It appears that neither the Sony 55-210 mm f/4.5-6.3 nor the Canon EF-S 55–250mm f/4–5.6 reports the actual focal length to the camera: both cameras' metadata show the lens but report the focal length as the minimum zoom.
I took pictures of the full moon and got some odd results, looking at the exposures closely. In particular, the size of the subject changed in the frame, which makes me think the zoom was not staying where I put it.
Could someone help me reverse-engineer the focal lengths actually used? Besides better comparing the two systems, I wonder if the longest zoom on the Canon in giving more chromatic aberration and less contrast, since even after reconciling the exposure difference I have effects I can't explain. So knowing the settings used will be helpful.
Exposure 1: Sony α-6000 which has a crop factor of 1.5 (15.6mm tall tensor) and a vertical resolution of 4000 pixels. Image of full moon is 137 pixels. I had intended to zoom the lens to 210mm.
Exposure 2: Canon 70D which has a crop factor of 1.6 (15mm tall sensor) and vertical resolution of 3648 pixels. The full moon is 135 or 136 pixels.
Exposure 3: Canon 70D, full moon is only 125 pixels tall.
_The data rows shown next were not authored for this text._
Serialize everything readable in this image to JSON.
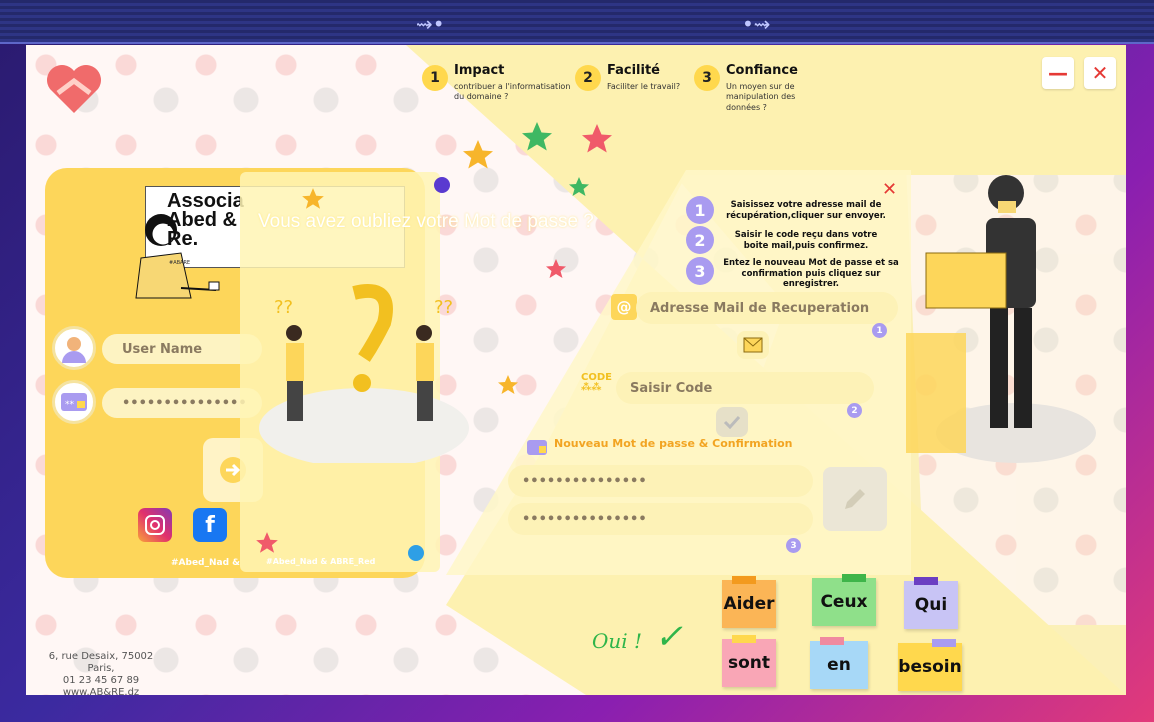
{
  "features": [
    {
      "num": "1",
      "title": "Impact",
      "subtitle": "contribuer a l'informatisation du domaine ?"
    },
    {
      "num": "2",
      "title": "Facilité",
      "subtitle": "Faciliter le travail?"
    },
    {
      "num": "3",
      "title": "Confiance",
      "subtitle": "Un moyen sur de manipulation des données ?"
    }
  ],
  "window": {
    "minimize": "—",
    "close": "✕"
  },
  "brand": {
    "line1": "Associa",
    "line2": "Abed &",
    "line3": "Re.",
    "tag": "#ABARE"
  },
  "login": {
    "username_placeholder": "User Name",
    "password_value": "•••••••••••••••",
    "hashtag": "#Abed_Nad &"
  },
  "forgot": {
    "title": "Vous avez oubliez votre Mot de passe ?",
    "hashtag": "#Abed_Nad & ABRE_Red"
  },
  "recovery": {
    "close": "✕",
    "steps": [
      {
        "num": "1",
        "text": "Saisissez votre adresse mail de récupération,cliquer sur envoyer."
      },
      {
        "num": "2",
        "text": "Saisir le code reçu dans votre boite mail,puis confirmez."
      },
      {
        "num": "3",
        "text": "Entez le nouveau Mot de passe et sa confirmation puis cliquez sur enregistrer."
      }
    ],
    "email_placeholder": "Adresse Mail de Recuperation",
    "code_placeholder": "Saisir Code",
    "code_icon_label": "CODE",
    "newpass_label": "Nouveau Mot de passe & Confirmation",
    "pass1": "•••••••••••••••",
    "pass2": "•••••••••••••••",
    "badge1": "1",
    "badge2": "2",
    "badge3": "3"
  },
  "notes": [
    {
      "text": "Aider",
      "color": "#fbb556",
      "tape": "#f39a1e"
    },
    {
      "text": "Ceux",
      "color": "#8fe08a",
      "tape": "#3fb54a"
    },
    {
      "text": "Qui",
      "color": "#c8c4f5",
      "tape": "#6b3fc2"
    },
    {
      "text": "sont",
      "color": "#f9a6b6",
      "tape": "#ffd84d"
    },
    {
      "text": "en",
      "color": "#a7d8f7",
      "tape": "#f08aa0"
    },
    {
      "text": "besoin",
      "color": "#ffd84d",
      "tape": "#a99bf0"
    }
  ],
  "oui": "Oui !",
  "address": {
    "line1": "6, rue Desaix, 75002 Paris,",
    "line2": "01 23 45 67 89",
    "line3": "www.AB&RE.dz"
  }
}
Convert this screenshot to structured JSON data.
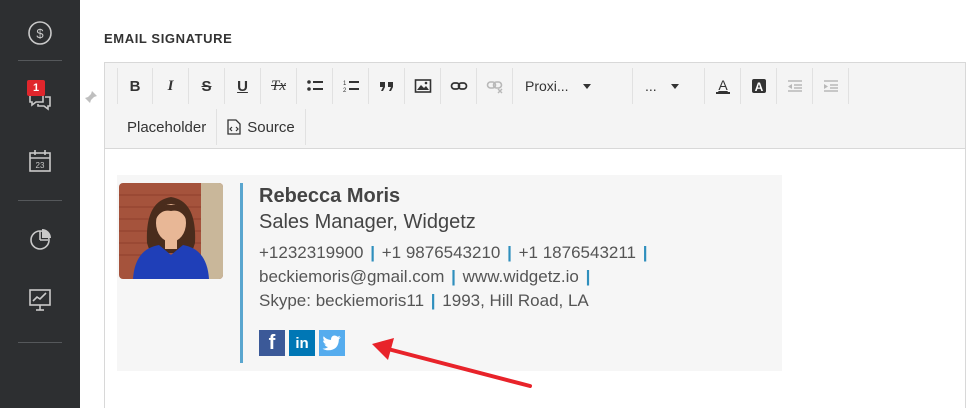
{
  "sidebar": {
    "items": [
      {
        "icon": "dollar-icon"
      },
      {
        "icon": "chat-icon",
        "badge": "1"
      },
      {
        "icon": "calendar-icon",
        "date": "23"
      },
      {
        "icon": "pie-chart-icon"
      },
      {
        "icon": "presentation-chart-icon"
      }
    ]
  },
  "section": {
    "title": "EMAIL SIGNATURE"
  },
  "toolbar": {
    "bold": "B",
    "italic": "I",
    "strike": "S",
    "underline": "U",
    "clear_format": "Tx",
    "font_family": "Proxi...",
    "font_size": "...",
    "placeholder_label": "Placeholder",
    "source_label": "Source"
  },
  "signature": {
    "name": "Rebecca Moris",
    "title": "Sales Manager, Widgetz",
    "phone1": "+1232319900",
    "phone2": "+1 9876543210",
    "phone3": "+1 1876543211",
    "email": "beckiemoris@gmail.com",
    "website": "www.widgetz.io",
    "skype": "Skype: beckiemoris11",
    "address": "1993, Hill Road, LA",
    "separator": "|",
    "social": [
      "facebook-icon",
      "linkedin-icon",
      "twitter-icon"
    ],
    "social_labels": {
      "facebook": "f",
      "linkedin": "in"
    }
  },
  "colors": {
    "sidebar_bg": "#2d2f31",
    "badge": "#e0262c",
    "accent_line": "#5aa6cf",
    "separator": "#2f8fbd",
    "facebook": "#3b5998",
    "linkedin": "#0077b5",
    "twitter": "#55acee",
    "arrow": "#e8232a"
  }
}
This makes me think that the setting changed between exposures, obviously.
The shots were taken on 2015-August-1 just after 1:30 AM local time, just north of Dallas Texas.
Could someone give me a hand with this photometry problem?